Industry insiders say country relies too heavily on imports as inflation cuts too many consumers out of the market. Daniel Schearf has more from Moscow.
Video

Video Scientist Calls Use of Fetal Tissue in Medical Research Essential

An anti-abortion group responsible for secret recordings of workers at a women's health care organization claims the workers shown are offering baby parts for sale, a charge the organization strongly denies. While the selling of fetal tissue is against the law in the United States, abortion and the use of donated fetal tissue for medical research are both legal. VOA’s Julie Taboh reports.
Video

Video Next to Iran, Climate at Forefront of Obama Agenda

President Barack Obama this week announced new initiatives aimed at making it easier for Americans to access renewable energy sources such as solar and wind. Obama is not slowing down when it comes to pushing through climate change measures, an issue he says is the greatest threat to the country’s national security. VOA correspondent Aru Pande has more from the White House.
Video

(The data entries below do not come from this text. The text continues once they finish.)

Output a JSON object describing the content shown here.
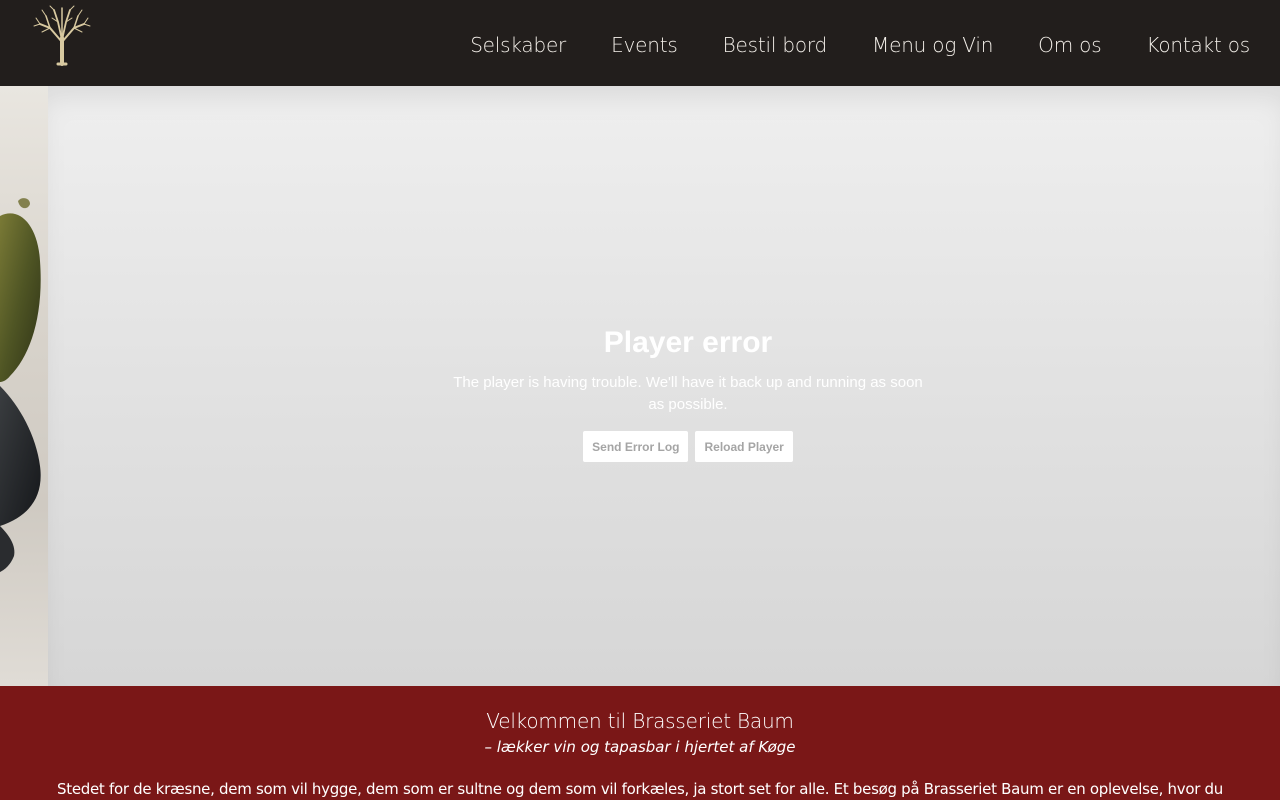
{
  "header": {
    "nav": [
      {
        "label": "Selskaber"
      },
      {
        "label": "Events"
      },
      {
        "label": "Bestil bord"
      },
      {
        "label": "Menu og Vin"
      },
      {
        "label": "Om os"
      },
      {
        "label": "Kontakt os"
      }
    ]
  },
  "player": {
    "title": "Player error",
    "message": "The player is having trouble. We'll have it back up and running as soon as possible.",
    "send_log_label": "Send Error Log",
    "reload_label": "Reload Player"
  },
  "welcome": {
    "title": "Velkommen til Brasseriet Baum",
    "subtitle": "– lækker vin og tapasbar i hjertet af Køge",
    "body": "Stedet for de kræsne, dem som vil hygge, dem som er sultne og dem som vil forkæles, ja stort set for alle. Et besøg på Brasseriet Baum er en oplevelse, hvor du"
  },
  "colors": {
    "header_bg": "#221e1c",
    "accent_red": "#7a1717",
    "logo_gold": "#d8c9a0"
  },
  "icons": {
    "logo": "tree-icon"
  }
}
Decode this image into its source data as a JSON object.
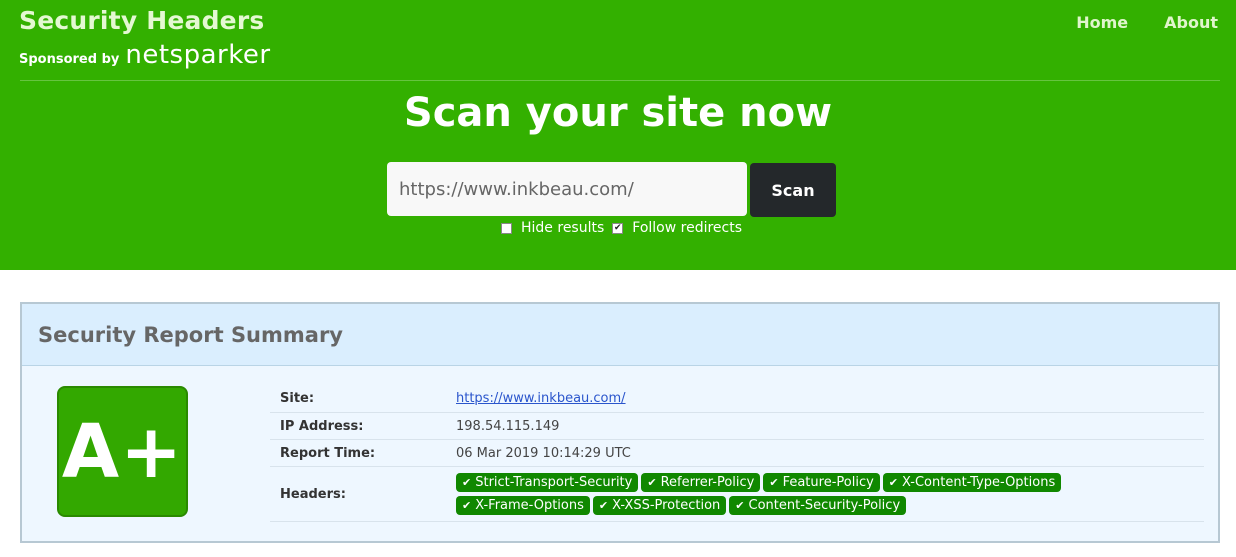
{
  "header": {
    "title": "Security Headers",
    "sponsor_text": "Sponsored by",
    "sponsor_logo": "netsparker",
    "nav": [
      {
        "label": "Home"
      },
      {
        "label": "About"
      }
    ]
  },
  "hero": {
    "title": "Scan your site now",
    "input_value": "https://www.inkbeau.com/",
    "scan_label": "Scan",
    "options": [
      {
        "label": "Hide results",
        "checked": false
      },
      {
        "label": "Follow redirects",
        "checked": true
      }
    ]
  },
  "report": {
    "title": "Security Report Summary",
    "grade": "A+",
    "rows": {
      "site_label": "Site:",
      "site_value": "https://www.inkbeau.com/",
      "ip_label": "IP Address:",
      "ip_value": "198.54.115.149",
      "time_label": "Report Time:",
      "time_value": "06 Mar 2019 10:14:29 UTC",
      "headers_label": "Headers:"
    },
    "headers": [
      "Strict-Transport-Security",
      "Referrer-Policy",
      "Feature-Policy",
      "X-Content-Type-Options",
      "X-Frame-Options",
      "X-XSS-Protection",
      "Content-Security-Policy"
    ]
  },
  "colors": {
    "hero_bg": "#33b000",
    "grade_bg": "#33a800",
    "badge_bg": "#108800",
    "scan_button_bg": "#24282b"
  },
  "icons": {
    "checkmark": "check-icon"
  }
}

Video Arctic Draws International Competition for Oil

A new geopolitical “Great Game” is underway in earth’s northernmost region, the Arctic, where Russia has claimed a large area for resource development and President Barack Obama recently approved Shell Oil Company’s test-drilling project in an area under U.S. control. Greg Flakus reports.
Video

Video Philippine Maritime Police: Chinese Fishermen a Threat to Country’s Security

China and the Philippines both claim maritime rights in the South China Sea.  That includes the right to fish in those waters. Jason Strother reports on how the Philippines is catching Chinese nationals it says are illegal poachers. He has the story from Palawan province.
Video

Video China's Spratly Island Building Said to Light Up the Night 'Like A City'

Southeast Asian countries claim China has illegally seized territory in the Spratly islands. It is especially a concern for a Philippine mayor who says Beijing is occupying parts of his municipality. Jason Strother reports from the capital of Palawan province, Puerto Princesa.
Video

Video Ages-old Ice Reveals Secrets of Climate Change

Ice caps don't just exist at the world's poles. There are also tropical ice caps, and the largest sits atop the Peruvian Andes - but it is melting, quickly, and may be gone within the next 20 years. George Putic reports scientists are now rushing to take samples to get at the valuable information about climate change locked in the ice.

VOA Blogs